Jude 23 — “Snatch others from the fire and save them.” Comment: Only Christ can save people from the fires of Hell, but our prayers and offerings can help those who are suffering in Purgatory.
Revelation 6:9-11 — “When he [the Lamb] opened the fifth seal, I saw under the altar [in Heaven] the souls of those who had been slain because of the word of God and the testimony they had maintained. The called out in a loud voice, ‘How long, Sovereign Lord, holy and true, until You judge the inhabitants of the earth and avenge our blood?’ Then each of them was given a white robe, and they were told to wait a little longer….”
Comment: Even just persons may need to be purified of certain faults, such as a desire for revenge (which is contrary to Christ’s teaching on forgiveness).
That these persons are under the altar indicates that they have not yet achieved full membership in the Kingdom.
A few final thoughts
St. John Chrysostom (d. 407) wrote, “Let us help and commemorate them [the dead]. If Job’s sons were purified by their father’s sacrifice, why would we doubt that our offerings for the dead bring them some consolation? Let us not hesitate to help those who have died and to offer our prayers for them.”
Love’s power extends beyond death—and so our prayers are in some way able to help persons in Purgatory, and our efforts on their behalf are surely pleasing to God.
“Eternal rest grant unto them, 0 Lord, and let perpetual light shine upon them.”

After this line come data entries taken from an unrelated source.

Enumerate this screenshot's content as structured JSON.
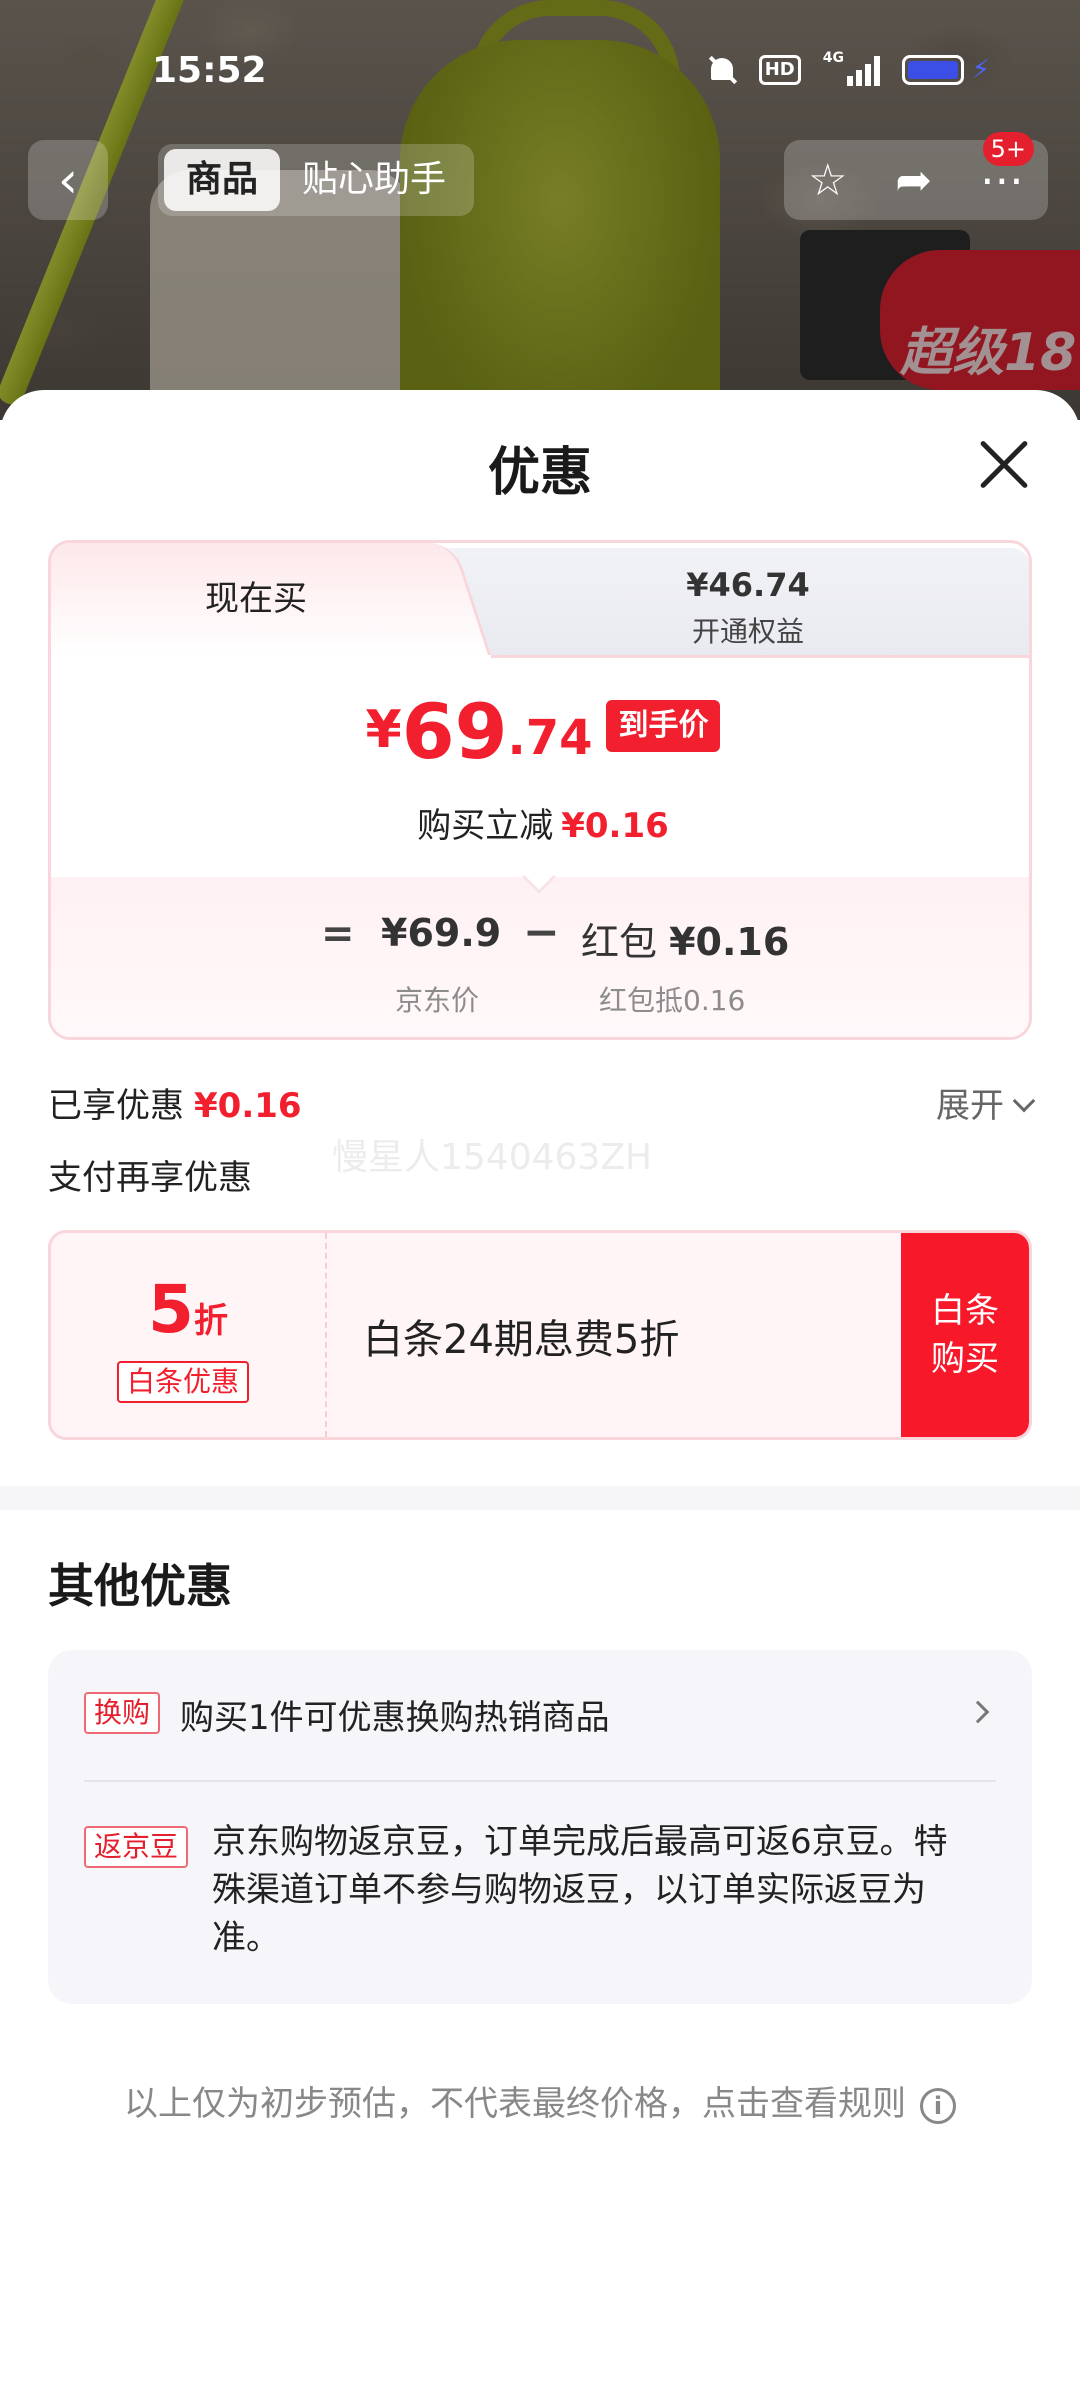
{
  "status_bar": {
    "time": "15:52",
    "hd_label": "HD",
    "network": "4G",
    "icons": [
      "bell-muted-icon",
      "hd-icon",
      "signal-icon",
      "battery-icon",
      "charging-icon"
    ]
  },
  "nav": {
    "tabs": [
      {
        "label": "商品",
        "active": true
      },
      {
        "label": "贴心助手",
        "active": false
      }
    ],
    "badge": "5+",
    "icons": [
      "back-arrow-icon",
      "star-icon",
      "share-icon",
      "more-icon"
    ]
  },
  "photo": {
    "promo_text": "超级18"
  },
  "sheet": {
    "title": "优惠",
    "tabs": {
      "left_label": "现在买",
      "right_value": "¥46.74",
      "right_label": "开通权益"
    },
    "final_price": {
      "currency": "¥",
      "integer": "69",
      "decimal": ".74",
      "tag": "到手价"
    },
    "instant": {
      "label": "购买立减",
      "amount": "¥0.16"
    },
    "calc": {
      "eq": "=",
      "base_price": "¥69.9",
      "minus": "−",
      "redpacket_label": "红包",
      "redpacket_amount": "¥0.16",
      "base_caption": "京东价",
      "redpacket_caption": "红包抵0.16"
    },
    "enjoyed": {
      "label": "已享优惠",
      "amount": "¥0.16",
      "expand": "展开"
    },
    "watermark": "慢星人1540463ZH",
    "pay_more": "支付再享优惠",
    "coupon": {
      "rate": "5",
      "unit": "折",
      "tag": "白条优惠",
      "desc": "白条24期息费5折",
      "button_line1": "白条",
      "button_line2": "购买"
    },
    "other": {
      "title": "其他优惠",
      "items": [
        {
          "tag": "换购",
          "text": "购买1件可优惠换购热销商品"
        },
        {
          "tag": "返京豆",
          "text": "京东购物返京豆，订单完成后最高可返6京豆。特殊渠道订单不参与购物返豆，以订单实际返豆为准。"
        }
      ]
    },
    "disclaimer": "以上仅为初步预估，不代表最终价格，点击查看规则"
  },
  "colors": {
    "accent_red": "#f2202e",
    "tag_border": "#f8d6db"
  }
}
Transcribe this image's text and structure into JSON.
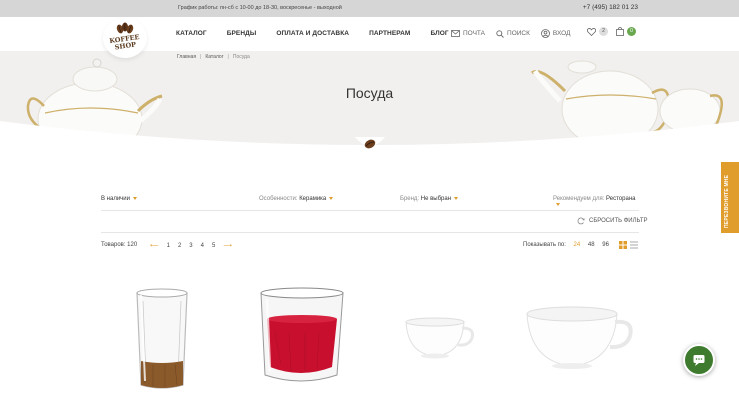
{
  "topbar": {
    "hours": "График работы: пн-сб с 10-00 до 18-30, воскресенье - выходной",
    "phone": "+7 (495) 182 01 23"
  },
  "logo": {
    "line1": "KOFFEE",
    "line2": "SHOP"
  },
  "nav": {
    "items": [
      "КАТАЛОГ",
      "БРЕНДЫ",
      "ОПЛАТА И ДОСТАВКА",
      "ПАРТНЕРАМ",
      "БЛОГ"
    ]
  },
  "actions": {
    "mail": "ПОЧТА",
    "search": "ПОИСК",
    "login": "ВХОД"
  },
  "counters": {
    "favorites": "2",
    "cart": "0"
  },
  "breadcrumb": {
    "home": "Главная",
    "catalog": "Каталог",
    "current": "Посуда"
  },
  "page": {
    "title": "Посуда"
  },
  "filters": {
    "availability": "В наличии",
    "features_label": "Особенности:",
    "features_value": "Керамика",
    "brand_label": "Бренд:",
    "brand_value": "Не выбран",
    "recommended_label": "Рекомендуем для:",
    "recommended_value": "Ресторана",
    "reset": "СБРОСИТЬ ФИЛЬТР"
  },
  "pager": {
    "count_label": "Товаров: 120",
    "pages": [
      "1",
      "2",
      "3",
      "4",
      "5"
    ],
    "per_page_label": "Показывать по:",
    "per_page_options": [
      "24",
      "48",
      "96"
    ],
    "per_page_active": "24"
  },
  "side": {
    "callback": "ПЕРЕЗВОНИТЕ МНЕ"
  },
  "colors": {
    "accent": "#e09d2c",
    "green": "#6aa84f",
    "chat": "#3e7b2e"
  }
}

Fr. Joseph Esper is pastor of Immaculate Conception Ira Twp., Michigan and a Marian Conference regular.